Such an issue might stop a project in the United States. But in China, the primary concerns are prestige and development for its own sake, and the leaders would move heaven — and lots of earth — to get the museum built. “These projects are the Louis Vuitton bags of architecture,” says one foreign architect, who has worked on several marquee buildings in China. “Every city in China wants one now.”
Four years ago we witnessed a garish display of televised glitz in Beijing. The sparkly show-and-tell amounted to little more than unproductive monetary mausoleums — stadiums and entire venues were demolished after the Olympics. Now we are seeing it in other areas throughout China, colossal monuments of misallocation and non-productivity. Take for instance Kangbashi, a carefully planned city built to accommodate 300,000 people, that remains relatively barren today. Or the high-speed railway itself, deep in debt and mired in political favors. In fact, $77 million was embezzled from the Beijing-Shanghai High-Speed Railway project alone. Thus given the lack of media transparency, one can only guess at the graft involved with the airports, 3/4 of which lose money.
But this issue is wholly ignored by both the NY Times reporter and the architects themselves, concluding with:
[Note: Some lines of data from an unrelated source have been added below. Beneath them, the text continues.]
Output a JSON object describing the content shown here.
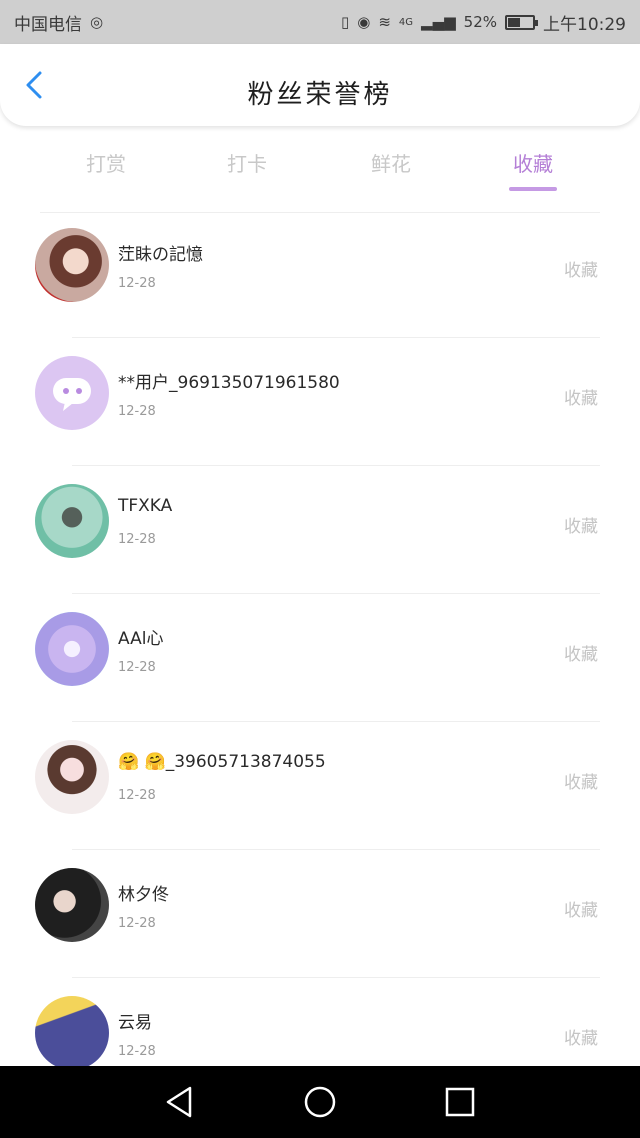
{
  "status_bar": {
    "carrier": "中国电信",
    "network": "4G",
    "battery": "52%",
    "battery_level": 0.52,
    "time": "上午10:29"
  },
  "header": {
    "title": "粉丝荣誉榜"
  },
  "tabs": [
    {
      "label": "打赏",
      "active": false
    },
    {
      "label": "打卡",
      "active": false
    },
    {
      "label": "鲜花",
      "active": false
    },
    {
      "label": "收藏",
      "active": true
    }
  ],
  "fans": [
    {
      "name": "茳眛の記憶",
      "date": "12-28",
      "action": "收藏"
    },
    {
      "name": "**用户_969135071961580",
      "date": "12-28",
      "action": "收藏"
    },
    {
      "name": "TFXKA",
      "date": "12-28",
      "action": "收藏"
    },
    {
      "name": "AAl心",
      "date": "12-28",
      "action": "收藏"
    },
    {
      "name": "🤗 🤗_396057138740​55",
      "date": "12-28",
      "action": "收藏"
    },
    {
      "name": "林夕佟",
      "date": "12-28",
      "action": "收藏"
    },
    {
      "name": "云易",
      "date": "12-28",
      "action": "收藏"
    }
  ],
  "colors": {
    "accent": "#b47fd6",
    "status_bar": "#cfcfcf",
    "nav_bar": "#000000",
    "back_arrow": "#2e8ef0"
  },
  "icons": [
    "back-arrow-icon",
    "nav-back-icon",
    "nav-home-icon",
    "nav-recents-icon"
  ]
}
Gillen is not paid to worry about the museum’s future or its development value — just to ensure that it is built. And that often requires handling shifting demands that would be almost unimaginable back home. When the pit for the wood-sculpture museum’s foundation had already been dug, for instance, the government made a startling request to double the area to 66,000 square feet. The demand meant drafting a new set of designs and digging the foundation several yards larger to create a new underground gallery space. “In the U.S., the contract would’ve been ripped up and renegotiated,” Gillen said. But MAD complied with the request without complaint. It was another lesson in the Chinese art of making guanxi, or cultivating relationships. Who knows what commissions a cooperative attitude might lead to in the future?
In an effort to celebrate Party grandeur, their face-projects will ultimately be no more economically productive than their blighted 18th century Potemkin counterparts. When the dust settles the CCP will be left with little more than a bevy of Ryugyong hotels, Pyramids on the Bund, dozens of financial white elephants whose razzle-dazzle amounts to financial stagnation and perhaps even decline.
While it may be a bit premature to predict a mass exodus, FDI dropped for its fourth consecutive month. Perhaps foreigners have finally figured out that the CCP cannot calculate. Or maybe it is 2008 all over again. If I were a betting man, I would wager that the proverbial can will be kicked down the road yet again, perhaps another stimulus or three. But we already know, a priori, what will ultimately happen at the end of that plan. And contrary to what hucksters may say, the laws of economics are immutable and culturally agnostic. This time will be no different than the last.
- Financial Reform in China? Don’t Bet on it. (China Law Blog)
- Chinese Banks ‘Great Shorts,’ Won’t Be Broken Up: Chanos (CNBC)
- No, Chinese inflation isn’t a good sign (CSM)
- China doomsayer sees crash coming (MarketWatch)